For business and ethical reasons, Twitter limits (free) access to the live stream of all tweets and to the full archive of all tweets published since Twitter's start. However, other ways of getting tweets are available.

Get started

For a beginner's tutorial to getting tweets and analysing them, please see:

Brad Rittenhouse, Ximin Mi, and Courtney Allen, "Beginner's Guide to Twitter Data," The Programming Historian 8 (2019), https://doi.org/10.46430/phen0083.

Ethics and Terms of use

As a general note: please consider the ethics of using tweets, as well as Twitter's terms of use. Many Twitter users do not regard publishing tweets to include consenting to all forms of research. The University of Sheffield notes in Research Ethics Policy Note no. 14 that social media data is considered research on human subjects. For politicians there are probably other considerations to include.

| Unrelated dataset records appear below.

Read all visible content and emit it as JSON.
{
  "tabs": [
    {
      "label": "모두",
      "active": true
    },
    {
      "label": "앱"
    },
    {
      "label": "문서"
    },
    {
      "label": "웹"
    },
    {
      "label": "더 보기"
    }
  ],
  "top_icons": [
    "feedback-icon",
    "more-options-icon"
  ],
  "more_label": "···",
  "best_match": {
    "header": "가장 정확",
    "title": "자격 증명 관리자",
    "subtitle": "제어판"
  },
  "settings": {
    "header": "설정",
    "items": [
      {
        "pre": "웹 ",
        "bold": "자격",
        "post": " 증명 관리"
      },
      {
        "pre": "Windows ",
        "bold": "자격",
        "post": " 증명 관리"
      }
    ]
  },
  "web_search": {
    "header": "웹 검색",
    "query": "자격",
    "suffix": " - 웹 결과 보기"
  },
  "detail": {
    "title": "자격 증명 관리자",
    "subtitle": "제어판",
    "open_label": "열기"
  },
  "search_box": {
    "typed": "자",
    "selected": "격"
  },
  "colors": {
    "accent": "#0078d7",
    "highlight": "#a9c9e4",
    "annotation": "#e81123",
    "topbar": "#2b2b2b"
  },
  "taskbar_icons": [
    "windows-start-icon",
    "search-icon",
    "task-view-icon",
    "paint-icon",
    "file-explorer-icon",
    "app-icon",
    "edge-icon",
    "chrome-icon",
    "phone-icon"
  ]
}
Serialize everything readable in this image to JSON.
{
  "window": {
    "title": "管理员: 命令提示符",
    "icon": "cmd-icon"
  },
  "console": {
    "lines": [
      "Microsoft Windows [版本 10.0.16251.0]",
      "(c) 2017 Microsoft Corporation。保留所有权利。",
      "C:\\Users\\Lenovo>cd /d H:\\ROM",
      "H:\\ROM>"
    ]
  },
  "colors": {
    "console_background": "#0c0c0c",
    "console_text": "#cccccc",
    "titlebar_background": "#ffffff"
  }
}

Also, the free Twitter APIs do not provide access to all tweets, so the data set will not be a complete view of the 'Twittersphere'. The blog post Twitter’s Developer Policies for Researchers, Archivists, and Librarians discusses Twitter's August 2018 changes to their terms and conditions for research and archiving.

Software

In terms of software: the SOLO department (solo@fsw.leidenuniv.nl) at the Faculty of Social and Behavioural Sciences has a bulk license for ATLAS.ti, which is used for discourse analysis and includes functionality to get data from Twitter. Other tools include text mining software like Orange 3 with the text mining plugin or KNIME.


Last update: 2020-06-29